Douglas Dare - Aforger
Where genuine adventurousness is concerned, the dichotomy between sonic and thematic decisions has never been clearer. It’s hard not to feel that musicians should be striving to break new ground on at least one of those two fronts so it was always less than promising on the latter front when Douglas Dare announced this sophomore LP, Aforger, with a first single that was lyrically based around George Orwell’s 1984. The central themes of betrayal, you suspect, would have been substantial enough, without the need for overwrought literary embellishment. Unfortunately, that commitment to talking much and saying little runs right the way through this album.

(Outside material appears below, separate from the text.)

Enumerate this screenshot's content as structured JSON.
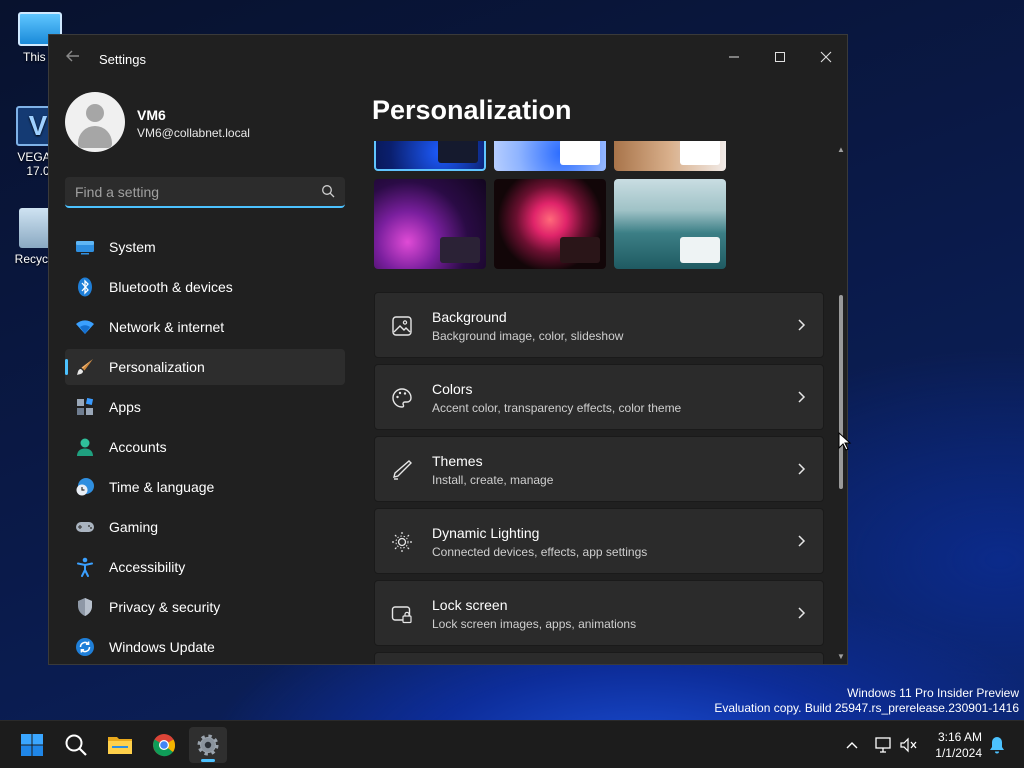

Sonically, this is a polished affair, smart but unambitious; doomy synths, the Londoner’s always-arresting vocals, and not a great deal besides. The problem is that this kind of synthpop gloom has been ten-a-penny for some years now. You need something else to properly grab the casual listener – lyrics that stop the audience in their tracks, or an overarching conceptual arch that grabs you by the throat.
Aforger has neither. Even the more impressive moments – Oh Father, for instance – end up sounding like something that Rufus Wainwright might have thrown away; New York is guilty as charged of that, too, however menacingly the posturing synth lines might come across. The production of this record is flawless, but when so many talented writers are trying their hands at precisely this kind of pop music, substance is paramount, with style a distant second. Sadly, the opposite is true here. [Joe Goggins]
Listen to: Oh Father, New York